Contraception Patches

Information and Advice from Broadgate Clinic London Wall

Contraception Information & Advice

Contraception patches are for women only. When used correctly they are more than 99% effective at preventing pregnancy. The contraceptive patch is a small patch, rather like a nicotine patch. It is approximately 5cm x 5cm and it administers pregnancy preventing hormones into your body through your skin. The name of the brand used here in the UK is Evra. Book an appointment for to get your contraception patch from Broadgate GP.

Contraceptive Patches At A Glance

  • More than 99% effective when used properly
  • One patch lasts for one week
  • Use one patch per week for three weeks then nothing for week four
  • Can be worn in the bath, when playing sports and in the swimming pool
  • May help to ease heavy and/or painful periods
  • May protect against colon, ovarian and womb cancers
  • Does not protect against STIs

Contraceptive Patches

How Does The Contraception Patch Work?

The hormones administered by the contraception patch are the same hormones provided by the combined contraception pill; namely oestrogen and progestogen. The hormones delivered by the patch work in the same way as the hormones delivered via the pill, meaning that they prevent an egg being released; they make cervical mucus thicker which makes it extremely difficult for sperm to travel through the cervix, and they thin the lining of the womb which makes it more improbable for a fertilised egg to implant itself.

Applying The Contraception Patches

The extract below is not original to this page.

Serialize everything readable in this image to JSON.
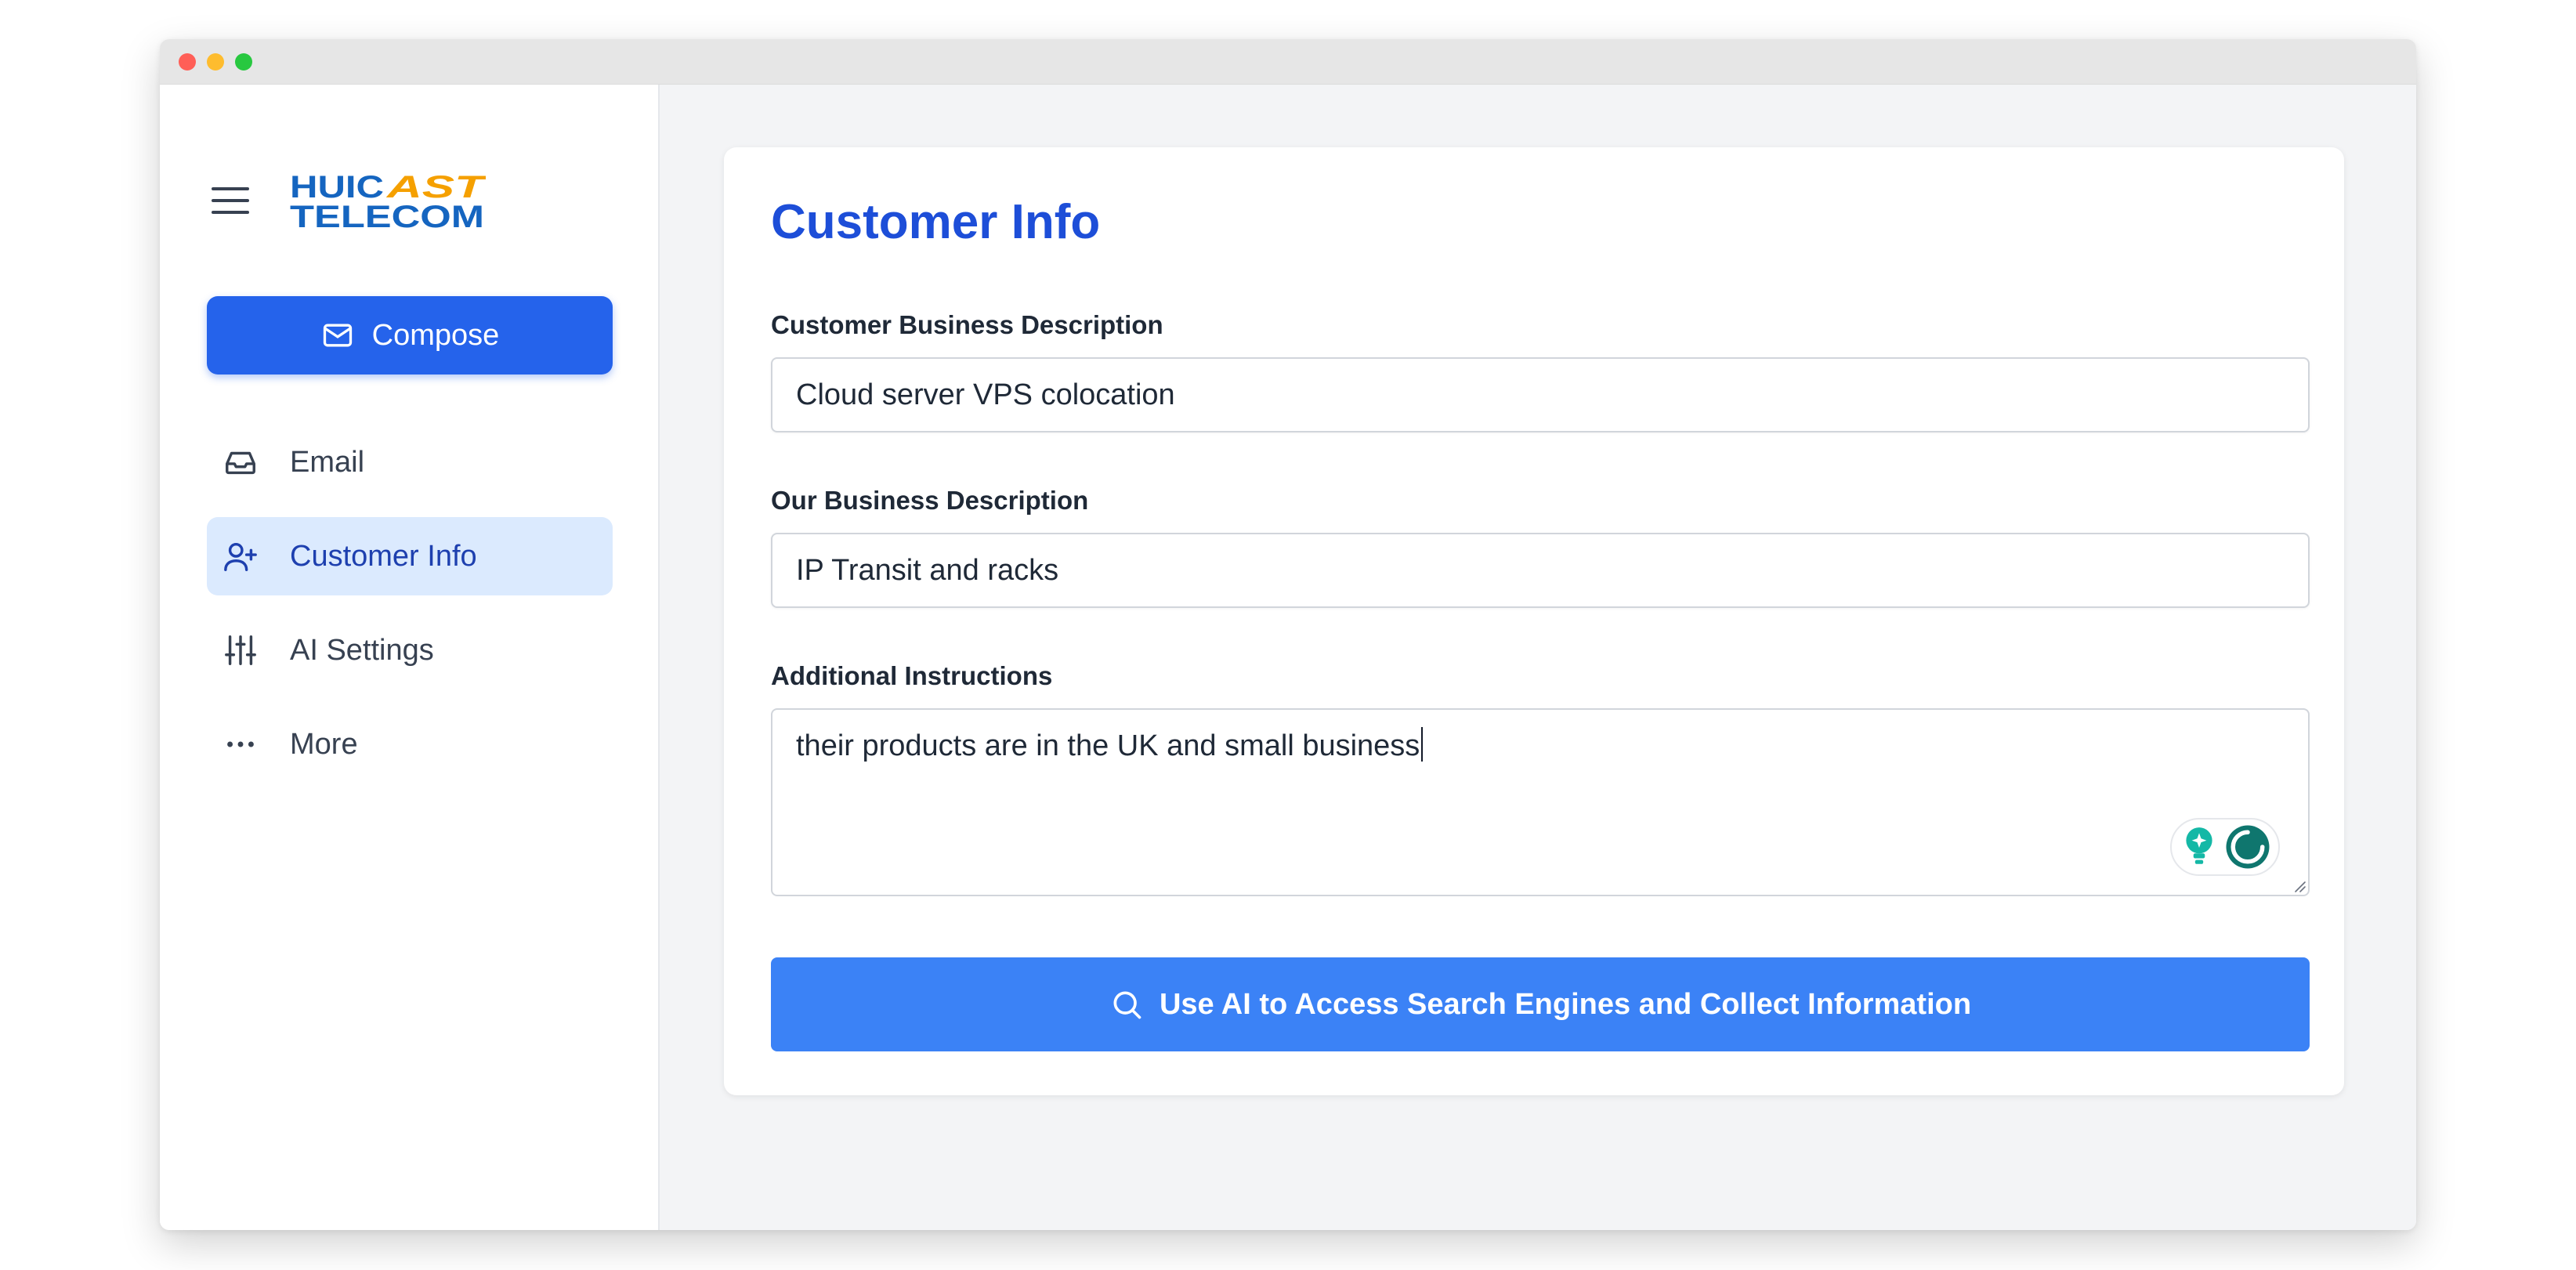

Contraceptive patches can be used on most areas of the body providing that the skin is clean, dry, and not too hairy. A new patch is applied once per week for three weeks. Week four is a patch free period. During the fourth week you may experience what is known as a “withdrawal bleed,” something that is akin to a period. Not all women experienced this.

At the end of the fourth week you apply a new patch and a new four-week cycle starts again. Apply the patch regardless of whether or not you are bleeding at the time. You should not apply a patch to:

  • Any areas of sore or irritated skin
  • Anywhere where it might get rubbed off by tight fitting clothing
  • Your breasts

To minimise the likelihood of any skin irritation, you can vary where you position the patch each time.

What Should I Do If The Patch Falls Off?

Contraception PatchIf your patch falls off and has been off for the less than 48 hours, stick it back on immediately you notice, providing it is sticky enough. Do not attempt to re-apply it if it is not sticky by using a sticking plaster or bandaging it in position. Continue to use your patch as normal and replace it on the date that the original was due to be replaced.

If the patch came off after it had been in place for only six days or less, you may not be protected against becoming pregnant, and should therefore use some other form of contraception for the next seven days. If you do not know how long the patch has been off, you should replace it immediately and begin a new cycle. In addition you should use some other form of contraception for the next seven days. In the meantime if you have had unprotected sex, you may need emergency contraception.

Women Who Should Not Use The Contraception Patch

As with many forms of medication, contraception patches are not universally suitable for everyone. If you are considering using the patch you should chat to your GP, or if you live and/or work in London you can pop in to the private, walk-in well woman clinic or family planning clinic that we run here at Broadgate Clinic London Wall for a chat with one of our qualified clinicians. No prior appointment is necessary.

You may not be considered a satisfactory candidate for the contraception patch if:

  • You think you might be pregnant
  • You are breastfeeding
  • You are over 35 years of age and you smoke
  • You are over 35 years of age and you stopped smoking less than 12 months ago
  • You are overweight
  • You take certain medicines including some antibiotics and some epilepsy and tuberculosis treatments

You may also be advised against using the contraception patch if:

  • You have had thrombosis
  • If you have a heart condition
  • If you suffer from migraine with aura
  • If you have breast cancer
  • If you have liver or gallbladder disease
  • If you have diabetes with complications, or you’ve been a diabetic for more than 20 years

Drop In The Clinic At Broadgate Clinic London Wall For Contraception 

If you live and/or work in London and you would like more advice on using the contraception patch, or you wish to purchase a supply, you can drop in to our sexual health clinic or family planning clinic here at Broadgate Clinic London Wall for a consultation. No prior appointment is necessary, however you can book an appointment.

Arrange An Appointment

Call Broadgate GP to arrange an appointment for contraception patches